To say that we're in a bit of a comic-book renaissance on television would be an understatement. With "Iron Fist" on the horizon at Netflix and "Legion" coming to FX, it's safe to say the television superhero concept won't be getting old anytime soon. And the perfect example of this is CW's current superhero lineup.
First came "Arrow," which made Stephen Amell an instant star. And when "The Flash" premiered, the fandom for these DC characters catapulted the network into a whole new realm of existence. Now with "Legends of Tomorrow" and "Supergirl," The CW has cemented itself as the go-to superhero network -- bringing comic-book crime fighting to the small-screen four nights a week.
But how did we get here? Let's take a look back at this (super duper) TV timeline. After all, without these classics, it's possible Barry Allen may have never zoomed across our television screens at all.
'Adventures of Superman'
This right here is the show that started it all. In 1952, George Reeves became a household name as everyone's favorite alien from Krypton. The series lasted six seasons -- the final four were filmed in color -- and and was brought to audiences everywhere by Kellogg's. Because without a bowl full of corn flakes, kids everywhere wouldn't be able to reach their full, heroic, potential. Or something.
On January 12, 1966, the "Batman" TV series began airing and nothing would ever be the same again. The show -- which starred Adam West and Burt Ward as the dynamic duo -- helped to change the face of superhero television as it brought to life the colorful tone of the DC property. The show was so popular that two new episodes aired each week. That's 120 episodes total, in just three whole seasons.
Groundbreaking is one way to describe the "Wonder Woman" TV series. The first superhero show to feature a female protagonist, Lynda Carter's take on Diana Prince gave a whole new group of boys and girls a set of ideals to look up to in the late '70s.
The show premiered to ABC to great numbers, but being a period piece, the network was concerned about budgetary costs -- and the fact that Nazis would be the majority of Wonder Woman's villains -- and canceled it after Season 1. Warner Bros. stepped in and updated the show to take place during present day, which lowered the production costs, and CBS continued the show for two more seasons.
'The Incredible Hulk'
Continuing the trend of late '70s superhero TV was "The Incredible Hulk." Two television movies started the story in 1977 before the series premiered. Bill Bixby gave new life to Marvel's big green guy -- here he's known as David Bruce Banner -- and added a scientific flare to the genre.

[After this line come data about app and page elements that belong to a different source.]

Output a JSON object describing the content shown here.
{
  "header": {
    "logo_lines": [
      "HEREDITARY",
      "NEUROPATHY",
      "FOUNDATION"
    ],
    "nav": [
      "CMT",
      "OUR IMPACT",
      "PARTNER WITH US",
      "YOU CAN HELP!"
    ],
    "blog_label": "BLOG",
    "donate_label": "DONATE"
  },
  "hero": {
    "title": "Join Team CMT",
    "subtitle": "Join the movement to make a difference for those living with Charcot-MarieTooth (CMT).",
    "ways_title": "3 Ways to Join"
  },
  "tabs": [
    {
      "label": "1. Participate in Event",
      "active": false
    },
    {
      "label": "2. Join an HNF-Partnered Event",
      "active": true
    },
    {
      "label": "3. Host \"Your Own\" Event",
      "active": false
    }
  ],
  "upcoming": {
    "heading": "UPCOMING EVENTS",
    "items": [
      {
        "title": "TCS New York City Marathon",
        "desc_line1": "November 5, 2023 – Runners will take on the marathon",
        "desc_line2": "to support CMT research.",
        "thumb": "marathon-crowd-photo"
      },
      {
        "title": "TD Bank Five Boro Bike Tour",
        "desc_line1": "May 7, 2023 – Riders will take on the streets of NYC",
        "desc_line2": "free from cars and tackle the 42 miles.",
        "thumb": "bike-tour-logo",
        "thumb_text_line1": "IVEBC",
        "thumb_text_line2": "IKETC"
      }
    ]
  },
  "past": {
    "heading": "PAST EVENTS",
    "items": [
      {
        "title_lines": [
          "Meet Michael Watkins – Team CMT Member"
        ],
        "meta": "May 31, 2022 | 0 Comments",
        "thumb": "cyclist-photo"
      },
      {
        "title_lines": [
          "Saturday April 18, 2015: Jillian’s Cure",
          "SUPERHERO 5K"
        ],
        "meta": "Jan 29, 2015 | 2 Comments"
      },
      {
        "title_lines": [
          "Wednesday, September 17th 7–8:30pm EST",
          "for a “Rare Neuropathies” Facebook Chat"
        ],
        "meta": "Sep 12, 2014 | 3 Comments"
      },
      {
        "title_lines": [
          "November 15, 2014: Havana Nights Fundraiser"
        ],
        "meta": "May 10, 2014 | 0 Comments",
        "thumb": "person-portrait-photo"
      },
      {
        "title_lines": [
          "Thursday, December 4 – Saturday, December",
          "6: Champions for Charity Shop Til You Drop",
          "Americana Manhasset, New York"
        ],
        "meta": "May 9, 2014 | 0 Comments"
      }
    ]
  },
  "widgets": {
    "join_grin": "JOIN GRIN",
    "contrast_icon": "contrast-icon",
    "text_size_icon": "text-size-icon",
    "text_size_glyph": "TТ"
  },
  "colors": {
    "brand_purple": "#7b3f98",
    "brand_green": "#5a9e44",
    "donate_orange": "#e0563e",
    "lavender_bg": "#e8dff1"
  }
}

The show lasted an impressive five seasons. After ending in 1982, Lou Ferrigno returned as The Hulk in the 1988 TV movie, "The Incredible Hulk Returns" and 1989's "The Trial of the Incredible Hulk." Fun fact: Stan Lee made his first cameo in this odd film, which found the Hulk teaming up with Daredevil in a rather bizarre fashion.